Rare Return On Rare Earths Investment
I am going to take a little break today from my normal commentary on the oil industry to take a look at the scorching-hot rare earths sector. As has been mentioned dozens of times over the past couple of months as rare earths stocks have been ushered to the forefront of the investment lexicon as the new high-growth opportunities in the materials sector, that rare earths are not that rare at all. Continue reading
Can the Bakken Production Rate Double?
Recent advances in drilling technology have cut the drilling time in half in the Bakken and drilling activity is exploding. Continue reading
High Prices and Winter Destroying Demand
U.S. gasoline demand at the pump fell -13% to the lowest level since Hurricane Katrina for the last week in December according to the MasterCard Spending Pulse report. Continue reading
Declines Everywhere But In the News
Crude oil production seems to be declining aggressively around the world but the press is not reporting it. This is due to the efforts of the IEA and EIA to disguise the numbers in order to fill their political mandate. Continue reading
The Final Answer But Not the End of the Story
The presidential Oil Spill Commission released its final report on the Horizon disaster. It found that BP, Transocean and Halliburton all made bad decisions that led to the disaster. Continue reading

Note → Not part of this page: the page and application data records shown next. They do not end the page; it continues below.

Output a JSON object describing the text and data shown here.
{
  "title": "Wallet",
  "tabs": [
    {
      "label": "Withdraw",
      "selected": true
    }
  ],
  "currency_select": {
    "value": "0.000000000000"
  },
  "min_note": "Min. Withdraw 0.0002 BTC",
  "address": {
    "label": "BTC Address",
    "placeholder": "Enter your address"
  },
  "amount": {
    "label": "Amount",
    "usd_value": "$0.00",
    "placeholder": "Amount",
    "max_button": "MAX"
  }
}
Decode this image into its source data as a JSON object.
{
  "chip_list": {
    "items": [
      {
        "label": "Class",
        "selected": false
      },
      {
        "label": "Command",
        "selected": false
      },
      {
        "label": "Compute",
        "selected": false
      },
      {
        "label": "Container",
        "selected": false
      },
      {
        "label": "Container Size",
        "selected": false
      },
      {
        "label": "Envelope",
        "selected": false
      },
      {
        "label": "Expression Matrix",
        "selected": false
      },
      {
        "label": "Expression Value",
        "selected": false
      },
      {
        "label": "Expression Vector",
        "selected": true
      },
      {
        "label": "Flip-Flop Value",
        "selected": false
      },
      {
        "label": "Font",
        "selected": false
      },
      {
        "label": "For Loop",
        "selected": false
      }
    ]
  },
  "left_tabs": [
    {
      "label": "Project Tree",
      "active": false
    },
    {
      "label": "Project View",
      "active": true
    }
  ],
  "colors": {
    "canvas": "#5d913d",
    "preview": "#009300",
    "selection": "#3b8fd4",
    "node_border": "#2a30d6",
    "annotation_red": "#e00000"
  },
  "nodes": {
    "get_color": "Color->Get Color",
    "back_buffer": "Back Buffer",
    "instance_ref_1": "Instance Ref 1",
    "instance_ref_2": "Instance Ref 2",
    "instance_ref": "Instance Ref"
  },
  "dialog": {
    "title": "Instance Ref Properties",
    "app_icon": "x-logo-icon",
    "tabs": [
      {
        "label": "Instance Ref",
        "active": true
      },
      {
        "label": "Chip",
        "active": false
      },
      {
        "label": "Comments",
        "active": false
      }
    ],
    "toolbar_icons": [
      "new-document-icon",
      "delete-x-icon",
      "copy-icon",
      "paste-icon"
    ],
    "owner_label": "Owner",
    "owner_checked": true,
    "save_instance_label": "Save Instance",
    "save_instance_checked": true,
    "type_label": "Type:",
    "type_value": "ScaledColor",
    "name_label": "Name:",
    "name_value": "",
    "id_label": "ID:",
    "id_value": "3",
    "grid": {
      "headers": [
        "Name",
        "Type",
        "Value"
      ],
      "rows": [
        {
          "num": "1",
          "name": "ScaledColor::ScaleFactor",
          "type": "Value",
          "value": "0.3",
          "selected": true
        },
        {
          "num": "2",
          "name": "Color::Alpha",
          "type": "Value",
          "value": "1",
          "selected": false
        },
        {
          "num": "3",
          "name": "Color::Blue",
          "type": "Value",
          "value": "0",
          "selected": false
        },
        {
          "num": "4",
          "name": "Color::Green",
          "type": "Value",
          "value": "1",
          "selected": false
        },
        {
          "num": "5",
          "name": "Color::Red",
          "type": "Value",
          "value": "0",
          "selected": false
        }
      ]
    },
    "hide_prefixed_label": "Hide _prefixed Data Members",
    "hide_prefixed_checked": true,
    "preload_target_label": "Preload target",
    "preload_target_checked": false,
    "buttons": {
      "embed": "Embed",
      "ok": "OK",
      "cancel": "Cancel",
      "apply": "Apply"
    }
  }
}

Shell's Interesting Approach To BP
Continue reading
Drillers Going Back to Work
In a sudden burst of unexpected sanity the Obama administration announced on Monday that 13 companies could resume deepwater drilling in the Gulf of Mexico. Continue reading
The End of the Oil Age 2011 and Beyond: A Reality Check
Deutsche Bank is now convinced OPEC will run out of spare capacity in 2012 as increasing demand exceeds existing global production. The result is not pretty. Continue reading